George Foreman is a spectacular exception: Roberto Duran, still chasing his lost youth at 43, is not. On Saturday, amid the appropriately faded grandeur of the Atlantic City Convention Center, Duran makes what will surely be his last appearance in the big time. But the gulf, in terms of real quality, between his longevity and Foreman's can be measured in the fact that, whereas Foreman holds the "genuine" world heavyweight title, Duran's rematch with Vinny Pazienza involves the super-middleweigh t championship of the International Boxing Council, one of the host of would-be governing bodies infesting the sport's lunatic fringe.
The point of the rematch (Pazienza having taken a comfortable, unanimous decision first time around) is merely to provide the winner with justification to challenge for a more widely-accepted title and, of course, to cash in for one last time on Duran's waning reputation. This is a harsh and cynical business, short on compassion for broken fighters and respect for their past glories. Duran's tragedy (and such it will surely become if he outstays his welcome) is that as long as he is ready to risk his health in the ring, there will be a promoter prepared to put up a purse and a punter queuing for a ticket.
He recognises this himself. "I fight because I am a fighter," he said recently, with blinding simplicity and heart-breaking insight. "What else can I do?" Fighting is not only what Duran does, but what he is, right to the core of his being. Boxing defined and shaped him.
The youngster who once stole fruit to keep his family alive has spent more money than most of his Panamanian compatriots can even imagine, including a $3m income tax refund sent to his Miami address by the US Government, who realisedmonths later that there had been a miscalculation. An official was dispatched to ask for the money back, surely the least sought-after assignment since they served notice of prosecution on Al Capone. Duran's response can probably be guessed.
It has been a glorious career, and even its downbeats have served only to reinforce the legend. When he turned away against Ray Leonard in their infamous "No Mas" rematch in New Orleans, the fight which earned him an undeserved reputation in America as aquitter, he was in fact underlining his commitment to honest fighting. The contemptuous sweep on the right arm with which he dismissed Leonard's mind games and posturing as he walked away to his own corner in that startling eighth round was the gesture of a child who has taken his ball home because the other kids won't play by his rules. By Duran's primitive standards, what Leonard was doing was not fighting as he understood it.
In November 1983, Duran defied the terrifying Marvin Hagler for 15 rounds in a close-run challenge for the middleweight title, and looked so full of fight at the finish that you half-expected him to invite Hagler round the back of the car park to continue the discussion. Seven months later, when Thomas Hearns hit him in a light-middleweight title challenge so hard that I feared for Duran's very life, the irrepressible warrior turned even that crushing defeat into a victory of sorts: it had tak en the best punch ever thrown by the hardest hitter of his generation to flatten him, and it remains his only knockout loss in 104 fights.
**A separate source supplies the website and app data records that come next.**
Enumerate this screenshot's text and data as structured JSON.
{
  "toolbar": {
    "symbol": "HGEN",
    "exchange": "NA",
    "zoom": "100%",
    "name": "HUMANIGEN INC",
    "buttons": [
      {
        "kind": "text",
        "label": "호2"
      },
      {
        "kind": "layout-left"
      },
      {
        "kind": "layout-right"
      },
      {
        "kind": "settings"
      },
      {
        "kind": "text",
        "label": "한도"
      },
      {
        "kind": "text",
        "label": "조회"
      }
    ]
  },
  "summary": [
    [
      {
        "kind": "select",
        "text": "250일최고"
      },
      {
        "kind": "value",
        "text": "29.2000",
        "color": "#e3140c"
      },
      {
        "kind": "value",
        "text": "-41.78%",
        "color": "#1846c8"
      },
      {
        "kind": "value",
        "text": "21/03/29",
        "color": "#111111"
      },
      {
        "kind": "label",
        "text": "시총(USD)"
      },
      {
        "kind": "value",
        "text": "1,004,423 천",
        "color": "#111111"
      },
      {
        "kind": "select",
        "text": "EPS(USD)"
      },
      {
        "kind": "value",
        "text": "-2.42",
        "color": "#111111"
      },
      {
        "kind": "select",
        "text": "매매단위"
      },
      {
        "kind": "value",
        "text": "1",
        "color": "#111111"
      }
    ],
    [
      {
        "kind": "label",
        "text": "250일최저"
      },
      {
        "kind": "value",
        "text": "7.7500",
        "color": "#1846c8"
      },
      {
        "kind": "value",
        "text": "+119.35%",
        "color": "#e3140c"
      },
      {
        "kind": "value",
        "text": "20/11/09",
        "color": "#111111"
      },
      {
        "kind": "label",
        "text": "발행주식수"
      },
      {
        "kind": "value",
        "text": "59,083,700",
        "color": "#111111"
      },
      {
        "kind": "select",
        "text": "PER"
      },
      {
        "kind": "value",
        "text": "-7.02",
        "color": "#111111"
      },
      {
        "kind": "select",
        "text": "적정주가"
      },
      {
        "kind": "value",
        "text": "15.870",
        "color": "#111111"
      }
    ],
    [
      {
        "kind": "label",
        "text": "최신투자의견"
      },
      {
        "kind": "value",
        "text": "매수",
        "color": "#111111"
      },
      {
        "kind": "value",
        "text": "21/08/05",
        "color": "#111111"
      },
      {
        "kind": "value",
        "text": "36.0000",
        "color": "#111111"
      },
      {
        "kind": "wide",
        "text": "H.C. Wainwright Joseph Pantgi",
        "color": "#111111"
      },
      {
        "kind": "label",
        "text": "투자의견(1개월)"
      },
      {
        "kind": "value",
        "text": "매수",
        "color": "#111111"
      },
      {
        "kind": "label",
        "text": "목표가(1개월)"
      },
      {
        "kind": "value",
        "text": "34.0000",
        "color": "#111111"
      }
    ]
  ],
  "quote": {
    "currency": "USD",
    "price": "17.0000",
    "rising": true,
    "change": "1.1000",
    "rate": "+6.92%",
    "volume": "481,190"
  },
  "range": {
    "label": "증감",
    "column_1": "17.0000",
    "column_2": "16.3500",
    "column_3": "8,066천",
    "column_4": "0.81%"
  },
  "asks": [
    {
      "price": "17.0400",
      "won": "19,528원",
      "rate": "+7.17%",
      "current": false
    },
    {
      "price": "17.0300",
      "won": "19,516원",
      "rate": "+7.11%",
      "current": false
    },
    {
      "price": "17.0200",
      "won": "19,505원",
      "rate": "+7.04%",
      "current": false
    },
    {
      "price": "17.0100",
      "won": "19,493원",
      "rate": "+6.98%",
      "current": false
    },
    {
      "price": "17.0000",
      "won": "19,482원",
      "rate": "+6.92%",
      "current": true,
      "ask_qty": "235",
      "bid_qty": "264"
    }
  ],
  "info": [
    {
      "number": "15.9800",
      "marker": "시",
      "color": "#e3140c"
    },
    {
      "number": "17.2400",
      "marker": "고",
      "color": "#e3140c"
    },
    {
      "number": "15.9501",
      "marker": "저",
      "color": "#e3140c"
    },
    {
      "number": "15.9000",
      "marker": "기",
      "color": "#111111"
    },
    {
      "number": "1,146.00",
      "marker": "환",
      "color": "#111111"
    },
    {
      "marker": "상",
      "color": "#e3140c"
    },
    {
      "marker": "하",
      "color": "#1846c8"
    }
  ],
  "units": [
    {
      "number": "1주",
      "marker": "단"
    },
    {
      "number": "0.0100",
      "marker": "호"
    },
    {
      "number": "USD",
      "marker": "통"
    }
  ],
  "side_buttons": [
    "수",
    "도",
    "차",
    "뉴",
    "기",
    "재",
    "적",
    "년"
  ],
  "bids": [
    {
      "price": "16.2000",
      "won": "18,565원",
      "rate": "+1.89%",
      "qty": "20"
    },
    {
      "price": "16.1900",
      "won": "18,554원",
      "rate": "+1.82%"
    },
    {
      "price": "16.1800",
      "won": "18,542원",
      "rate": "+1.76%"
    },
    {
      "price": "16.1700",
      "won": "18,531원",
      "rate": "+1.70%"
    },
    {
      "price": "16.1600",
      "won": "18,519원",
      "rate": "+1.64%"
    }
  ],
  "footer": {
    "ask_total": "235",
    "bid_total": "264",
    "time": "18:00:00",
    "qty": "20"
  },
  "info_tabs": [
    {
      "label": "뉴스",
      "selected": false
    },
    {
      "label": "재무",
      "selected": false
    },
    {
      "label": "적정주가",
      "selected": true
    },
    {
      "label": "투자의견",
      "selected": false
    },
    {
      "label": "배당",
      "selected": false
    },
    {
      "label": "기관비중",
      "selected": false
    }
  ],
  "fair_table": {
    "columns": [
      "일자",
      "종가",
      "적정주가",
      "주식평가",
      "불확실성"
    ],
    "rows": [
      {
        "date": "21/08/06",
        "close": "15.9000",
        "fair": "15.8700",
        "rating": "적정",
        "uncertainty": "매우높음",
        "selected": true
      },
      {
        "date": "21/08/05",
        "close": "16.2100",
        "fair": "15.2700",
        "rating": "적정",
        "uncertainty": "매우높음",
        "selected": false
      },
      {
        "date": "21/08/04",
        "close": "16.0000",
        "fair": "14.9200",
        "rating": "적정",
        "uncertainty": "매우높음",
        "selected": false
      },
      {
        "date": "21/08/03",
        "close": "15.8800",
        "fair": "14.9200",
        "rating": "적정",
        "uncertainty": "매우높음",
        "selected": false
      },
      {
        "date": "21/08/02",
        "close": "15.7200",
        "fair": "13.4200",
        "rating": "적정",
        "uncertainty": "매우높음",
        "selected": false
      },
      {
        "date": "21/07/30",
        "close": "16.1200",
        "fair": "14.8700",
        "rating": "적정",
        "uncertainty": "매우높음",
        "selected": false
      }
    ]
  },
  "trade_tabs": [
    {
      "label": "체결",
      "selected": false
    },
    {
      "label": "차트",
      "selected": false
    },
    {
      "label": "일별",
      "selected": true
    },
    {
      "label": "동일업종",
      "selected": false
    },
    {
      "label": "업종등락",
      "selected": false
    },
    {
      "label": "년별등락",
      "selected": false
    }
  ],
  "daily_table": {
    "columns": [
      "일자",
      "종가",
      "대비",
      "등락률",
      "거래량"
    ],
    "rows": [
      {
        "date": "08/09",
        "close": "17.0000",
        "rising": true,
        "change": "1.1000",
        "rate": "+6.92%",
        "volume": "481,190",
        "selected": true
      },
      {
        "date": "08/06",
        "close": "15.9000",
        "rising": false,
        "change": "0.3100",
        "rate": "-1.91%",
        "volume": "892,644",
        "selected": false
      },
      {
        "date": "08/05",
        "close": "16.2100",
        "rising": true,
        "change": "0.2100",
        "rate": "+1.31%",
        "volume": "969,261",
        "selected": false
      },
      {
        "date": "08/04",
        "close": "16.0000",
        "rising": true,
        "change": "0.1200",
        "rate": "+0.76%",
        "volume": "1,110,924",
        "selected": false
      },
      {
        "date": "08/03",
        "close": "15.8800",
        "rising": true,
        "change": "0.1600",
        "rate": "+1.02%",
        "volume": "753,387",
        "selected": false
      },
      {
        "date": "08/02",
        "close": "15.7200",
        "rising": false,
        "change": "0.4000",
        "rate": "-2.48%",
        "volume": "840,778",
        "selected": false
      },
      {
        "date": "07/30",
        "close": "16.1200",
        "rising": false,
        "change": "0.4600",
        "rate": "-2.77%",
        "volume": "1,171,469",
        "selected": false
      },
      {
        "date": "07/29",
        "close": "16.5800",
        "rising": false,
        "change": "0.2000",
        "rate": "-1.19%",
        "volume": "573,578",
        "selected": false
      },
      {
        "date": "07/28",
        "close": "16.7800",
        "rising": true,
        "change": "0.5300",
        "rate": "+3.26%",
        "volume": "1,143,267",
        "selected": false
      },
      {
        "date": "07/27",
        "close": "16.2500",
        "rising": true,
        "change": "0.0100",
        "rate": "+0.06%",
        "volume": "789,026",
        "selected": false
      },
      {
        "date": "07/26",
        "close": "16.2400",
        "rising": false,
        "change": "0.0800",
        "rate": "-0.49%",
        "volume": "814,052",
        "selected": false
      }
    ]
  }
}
He came back to take the WBC middleweight title from Iran Barkley in a fight which was the perfect illustration of Duran's unique place in the affections of those who appreciate quality in an age of tat. Frank Bruno was challenging Mike Tyson that week in Las Vegas, so I watched the Duran fight on a giant screen in the press tent with a clutch of American boxing writers, most of whom had gleefully written him off as a coward. Yet by the finish, the hacks were roaring the old boy home like fans in the bleachers.
Duran will need another performance of that calibre this week. He won't find it, of course, but that doesn't matter: in this game, dreams die hard.